Segment Open

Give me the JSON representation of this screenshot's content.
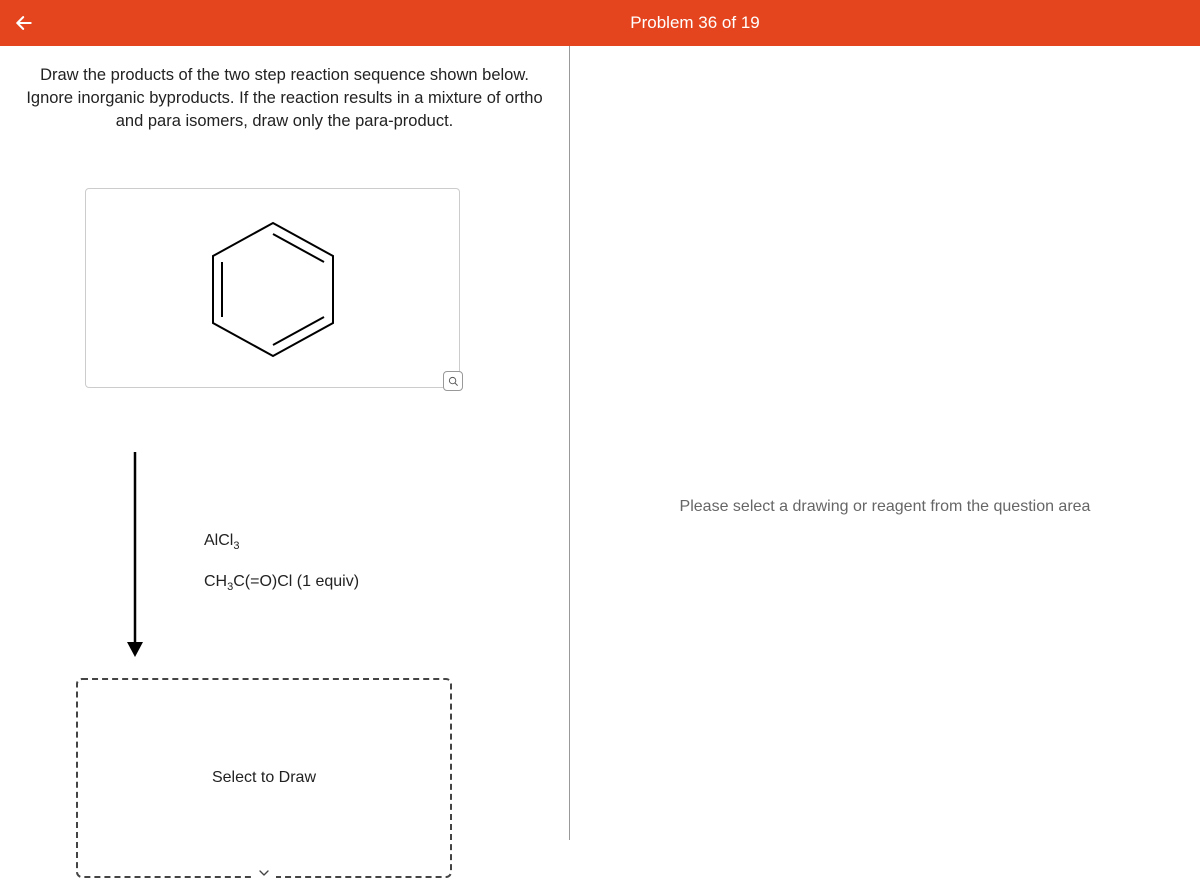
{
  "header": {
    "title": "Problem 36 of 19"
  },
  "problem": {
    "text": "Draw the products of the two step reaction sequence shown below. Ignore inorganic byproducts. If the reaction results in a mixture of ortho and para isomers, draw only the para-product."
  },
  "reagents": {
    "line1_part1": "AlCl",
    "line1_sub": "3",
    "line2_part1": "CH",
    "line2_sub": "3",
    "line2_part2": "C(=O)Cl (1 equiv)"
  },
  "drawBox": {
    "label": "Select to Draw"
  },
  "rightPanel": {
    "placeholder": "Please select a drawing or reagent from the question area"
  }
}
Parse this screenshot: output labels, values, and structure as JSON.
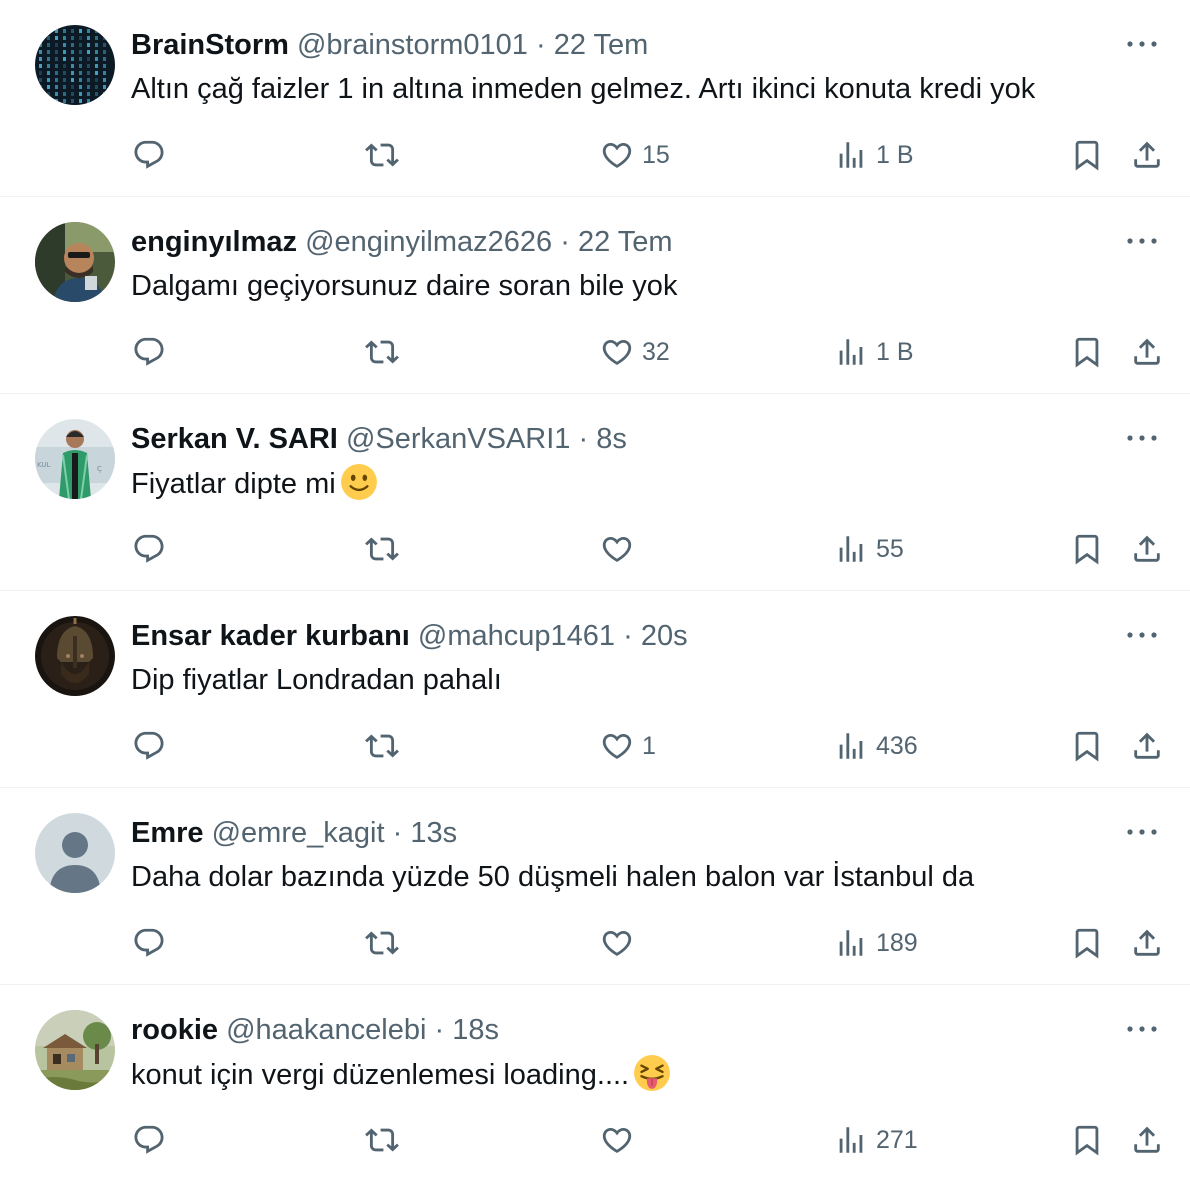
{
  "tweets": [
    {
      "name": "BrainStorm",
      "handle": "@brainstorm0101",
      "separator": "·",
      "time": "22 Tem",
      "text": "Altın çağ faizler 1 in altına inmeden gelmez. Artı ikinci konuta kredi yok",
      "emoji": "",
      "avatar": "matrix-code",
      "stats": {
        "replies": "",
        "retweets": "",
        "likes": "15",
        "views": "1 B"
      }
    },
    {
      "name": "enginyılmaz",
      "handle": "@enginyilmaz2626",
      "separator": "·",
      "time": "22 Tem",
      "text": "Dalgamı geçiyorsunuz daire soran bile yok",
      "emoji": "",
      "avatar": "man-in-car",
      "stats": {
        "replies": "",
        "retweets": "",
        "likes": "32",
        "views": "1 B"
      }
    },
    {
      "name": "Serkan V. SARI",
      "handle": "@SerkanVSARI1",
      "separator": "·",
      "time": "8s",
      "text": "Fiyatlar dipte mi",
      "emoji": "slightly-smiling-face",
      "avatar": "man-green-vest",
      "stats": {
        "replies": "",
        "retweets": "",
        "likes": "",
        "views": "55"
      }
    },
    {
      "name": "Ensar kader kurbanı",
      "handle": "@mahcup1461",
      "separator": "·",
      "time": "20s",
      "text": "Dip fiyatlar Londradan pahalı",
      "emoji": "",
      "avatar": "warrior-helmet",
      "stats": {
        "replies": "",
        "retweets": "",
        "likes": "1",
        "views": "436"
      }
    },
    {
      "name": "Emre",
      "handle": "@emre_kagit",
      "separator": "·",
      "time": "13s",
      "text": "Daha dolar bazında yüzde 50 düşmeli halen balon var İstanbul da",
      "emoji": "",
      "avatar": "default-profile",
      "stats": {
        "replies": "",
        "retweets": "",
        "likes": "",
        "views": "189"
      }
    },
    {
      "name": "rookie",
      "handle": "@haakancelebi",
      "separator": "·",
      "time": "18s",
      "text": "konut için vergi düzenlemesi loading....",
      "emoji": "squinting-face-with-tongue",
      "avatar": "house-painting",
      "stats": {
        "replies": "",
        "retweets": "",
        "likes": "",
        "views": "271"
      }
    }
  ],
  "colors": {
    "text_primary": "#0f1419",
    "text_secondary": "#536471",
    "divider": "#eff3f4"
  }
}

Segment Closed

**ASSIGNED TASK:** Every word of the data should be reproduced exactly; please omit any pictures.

**FINAL ANSWER:**
Give me the JSON representation of this screenshot's content.
{
  "header": {
    "title": "Problem 36 of 19"
  },
  "problem": {
    "text": "Draw the products of the two step reaction sequence shown below. Ignore inorganic byproducts. If the reaction results in a mixture of ortho and para isomers, draw only the para-product."
  },
  "reagents": {
    "line1_part1": "AlCl",
    "line1_sub": "3",
    "line2_part1": "CH",
    "line2_sub": "3",
    "line2_part2": "C(=O)Cl (1 equiv)"
  },
  "drawBox": {
    "label": "Select to Draw"
  },
  "rightPanel": {
    "placeholder": "Please select a drawing or reagent from the question area"
  }
}
Parse this screenshot: output labels, values, and structure as JSON.
{
  "tweets": [
    {
      "name": "BrainStorm",
      "handle": "@brainstorm0101",
      "separator": "·",
      "time": "22 Tem",
      "text": "Altın çağ faizler 1 in altına inmeden gelmez. Artı ikinci konuta kredi yok",
      "emoji": "",
      "avatar": "matrix-code",
      "stats": {
        "replies": "",
        "retweets": "",
        "likes": "15",
        "views": "1 B"
      }
    },
    {
      "name": "enginyılmaz",
      "handle": "@enginyilmaz2626",
      "separator": "·",
      "time": "22 Tem",
      "text": "Dalgamı geçiyorsunuz daire soran bile yok",
      "emoji": "",
      "avatar": "man-in-car",
      "stats": {
        "replies": "",
        "retweets": "",
        "likes": "32",
        "views": "1 B"
      }
    },
    {
      "name": "Serkan V. SARI",
      "handle": "@SerkanVSARI1",
      "separator": "·",
      "time": "8s",
      "text": "Fiyatlar dipte mi",
      "emoji": "slightly-smiling-face",
      "avatar": "man-green-vest",
      "stats": {
        "replies": "",
        "retweets": "",
        "likes": "",
        "views": "55"
      }
    },
    {
      "name": "Ensar kader kurbanı",
      "handle": "@mahcup1461",
      "separator": "·",
      "time": "20s",
      "text": "Dip fiyatlar Londradan pahalı",
      "emoji": "",
      "avatar": "warrior-helmet",
      "stats": {
        "replies": "",
        "retweets": "",
        "likes": "1",
        "views": "436"
      }
    },
    {
      "name": "Emre",
      "handle": "@emre_kagit",
      "separator": "·",
      "time": "13s",
      "text": "Daha dolar bazında yüzde 50 düşmeli halen balon var İstanbul da",
      "emoji": "",
      "avatar": "default-profile",
      "stats": {
        "replies": "",
        "retweets": "",
        "likes": "",
        "views": "189"
      }
    },
    {
      "name": "rookie",
      "handle": "@haakancelebi",
      "separator": "·",
      "time": "18s",
      "text": "konut için vergi düzenlemesi loading....",
      "emoji": "squinting-face-with-tongue",
      "avatar": "house-painting",
      "stats": {
        "replies": "",
        "retweets": "",
        "likes": "",
        "views": "271"
      }
    }
  ],
  "colors": {
    "text_primary": "#0f1419",
    "text_secondary": "#536471",
    "divider": "#eff3f4"
  }
}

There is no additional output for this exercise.